Town councillors, like public officers, have a fiduciary duty to two bodies: the Government and the public. The reason is that they are entrusted with the control and management of public funds.

Under the Town Council Act, members of a town council, like directors of a company, must declare their interests in transactions in which they are directly or indirectly interested. "This duty, to avoid a conflict of interest, goes to the heart of a fiduciary's duty to his principal," said KPMG.

It noted, among other lapses, the way AHTC governed matters related to its then managing agent FM Solutions and Services (FMSS) was seriously flawed. "An unacceptably high degree of financial responsibility was relinquished by the town councillors to the conflicted persons, in a control environment in which meaningful oversight by the town councillors was absent," the report said.

AHTC also had a "failed control environment", which showed in the lack of discipline in its financial operations and record-keeping.

"This exposed public funds to risks of erroneous payments, overpayments, payments for which services had not been sufficiently verified and payments without proper authority, as well as the potential for actual misappropriation or civil or criminal breach of trust," it said.

A public servant or agent guilty of criminal breach of trust can be jailed for life, or jailed up to 20 years and fined. Abetment of the offence carries the same punishment.

The report concluded that its findings "may give rise to personal claims against the town councillors, or disclose the finding of criminality". But KPMG stressed its findings are not meant to "conclusively" decide if the town councillors had broken the law.

"This report does not seek to make a finding on whether these circumstances, individually or collectively, demonstrate a deliberate course of action taken by the town councillors to benefit FMSS and (service provider FM Solutions and Integrated Services) FMSI," it said.

But should such conduct have taken place intentionally, it would potentially amount to an offence under the Penal Code, it said.
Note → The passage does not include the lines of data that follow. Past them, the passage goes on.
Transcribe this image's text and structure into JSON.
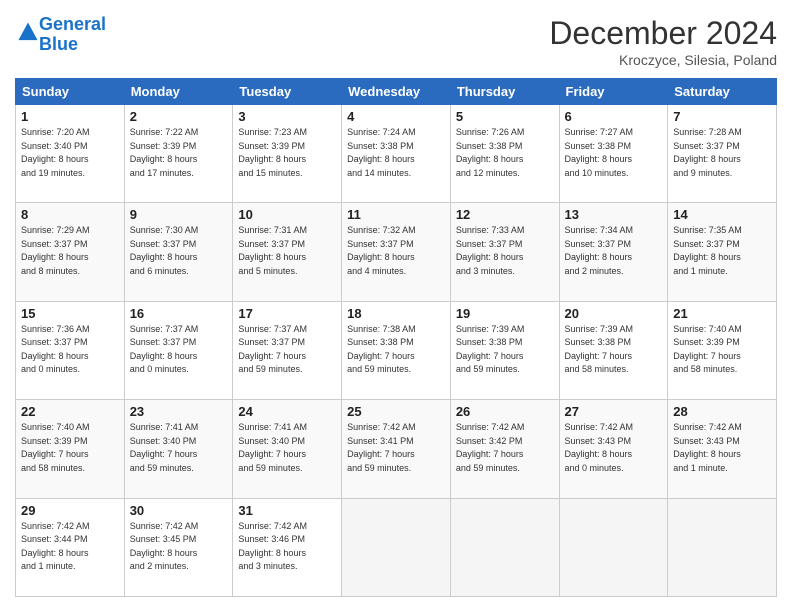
{
  "header": {
    "logo_line1": "General",
    "logo_line2": "Blue",
    "month": "December 2024",
    "location": "Kroczyce, Silesia, Poland"
  },
  "weekdays": [
    "Sunday",
    "Monday",
    "Tuesday",
    "Wednesday",
    "Thursday",
    "Friday",
    "Saturday"
  ],
  "weeks": [
    [
      {
        "day": "1",
        "info": "Sunrise: 7:20 AM\nSunset: 3:40 PM\nDaylight: 8 hours\nand 19 minutes."
      },
      {
        "day": "2",
        "info": "Sunrise: 7:22 AM\nSunset: 3:39 PM\nDaylight: 8 hours\nand 17 minutes."
      },
      {
        "day": "3",
        "info": "Sunrise: 7:23 AM\nSunset: 3:39 PM\nDaylight: 8 hours\nand 15 minutes."
      },
      {
        "day": "4",
        "info": "Sunrise: 7:24 AM\nSunset: 3:38 PM\nDaylight: 8 hours\nand 14 minutes."
      },
      {
        "day": "5",
        "info": "Sunrise: 7:26 AM\nSunset: 3:38 PM\nDaylight: 8 hours\nand 12 minutes."
      },
      {
        "day": "6",
        "info": "Sunrise: 7:27 AM\nSunset: 3:38 PM\nDaylight: 8 hours\nand 10 minutes."
      },
      {
        "day": "7",
        "info": "Sunrise: 7:28 AM\nSunset: 3:37 PM\nDaylight: 8 hours\nand 9 minutes."
      }
    ],
    [
      {
        "day": "8",
        "info": "Sunrise: 7:29 AM\nSunset: 3:37 PM\nDaylight: 8 hours\nand 8 minutes."
      },
      {
        "day": "9",
        "info": "Sunrise: 7:30 AM\nSunset: 3:37 PM\nDaylight: 8 hours\nand 6 minutes."
      },
      {
        "day": "10",
        "info": "Sunrise: 7:31 AM\nSunset: 3:37 PM\nDaylight: 8 hours\nand 5 minutes."
      },
      {
        "day": "11",
        "info": "Sunrise: 7:32 AM\nSunset: 3:37 PM\nDaylight: 8 hours\nand 4 minutes."
      },
      {
        "day": "12",
        "info": "Sunrise: 7:33 AM\nSunset: 3:37 PM\nDaylight: 8 hours\nand 3 minutes."
      },
      {
        "day": "13",
        "info": "Sunrise: 7:34 AM\nSunset: 3:37 PM\nDaylight: 8 hours\nand 2 minutes."
      },
      {
        "day": "14",
        "info": "Sunrise: 7:35 AM\nSunset: 3:37 PM\nDaylight: 8 hours\nand 1 minute."
      }
    ],
    [
      {
        "day": "15",
        "info": "Sunrise: 7:36 AM\nSunset: 3:37 PM\nDaylight: 8 hours\nand 0 minutes."
      },
      {
        "day": "16",
        "info": "Sunrise: 7:37 AM\nSunset: 3:37 PM\nDaylight: 8 hours\nand 0 minutes."
      },
      {
        "day": "17",
        "info": "Sunrise: 7:37 AM\nSunset: 3:37 PM\nDaylight: 7 hours\nand 59 minutes."
      },
      {
        "day": "18",
        "info": "Sunrise: 7:38 AM\nSunset: 3:38 PM\nDaylight: 7 hours\nand 59 minutes."
      },
      {
        "day": "19",
        "info": "Sunrise: 7:39 AM\nSunset: 3:38 PM\nDaylight: 7 hours\nand 59 minutes."
      },
      {
        "day": "20",
        "info": "Sunrise: 7:39 AM\nSunset: 3:38 PM\nDaylight: 7 hours\nand 58 minutes."
      },
      {
        "day": "21",
        "info": "Sunrise: 7:40 AM\nSunset: 3:39 PM\nDaylight: 7 hours\nand 58 minutes."
      }
    ],
    [
      {
        "day": "22",
        "info": "Sunrise: 7:40 AM\nSunset: 3:39 PM\nDaylight: 7 hours\nand 58 minutes."
      },
      {
        "day": "23",
        "info": "Sunrise: 7:41 AM\nSunset: 3:40 PM\nDaylight: 7 hours\nand 59 minutes."
      },
      {
        "day": "24",
        "info": "Sunrise: 7:41 AM\nSunset: 3:40 PM\nDaylight: 7 hours\nand 59 minutes."
      },
      {
        "day": "25",
        "info": "Sunrise: 7:42 AM\nSunset: 3:41 PM\nDaylight: 7 hours\nand 59 minutes."
      },
      {
        "day": "26",
        "info": "Sunrise: 7:42 AM\nSunset: 3:42 PM\nDaylight: 7 hours\nand 59 minutes."
      },
      {
        "day": "27",
        "info": "Sunrise: 7:42 AM\nSunset: 3:43 PM\nDaylight: 8 hours\nand 0 minutes."
      },
      {
        "day": "28",
        "info": "Sunrise: 7:42 AM\nSunset: 3:43 PM\nDaylight: 8 hours\nand 1 minute."
      }
    ],
    [
      {
        "day": "29",
        "info": "Sunrise: 7:42 AM\nSunset: 3:44 PM\nDaylight: 8 hours\nand 1 minute."
      },
      {
        "day": "30",
        "info": "Sunrise: 7:42 AM\nSunset: 3:45 PM\nDaylight: 8 hours\nand 2 minutes."
      },
      {
        "day": "31",
        "info": "Sunrise: 7:42 AM\nSunset: 3:46 PM\nDaylight: 8 hours\nand 3 minutes."
      },
      null,
      null,
      null,
      null
    ]
  ]
}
A version of this article appeared in the print edition of The Straits Times on November 02, 2016, with the headline 'Some lapses may amount to criminal conduct: KPMG'. Print Edition | Subscribe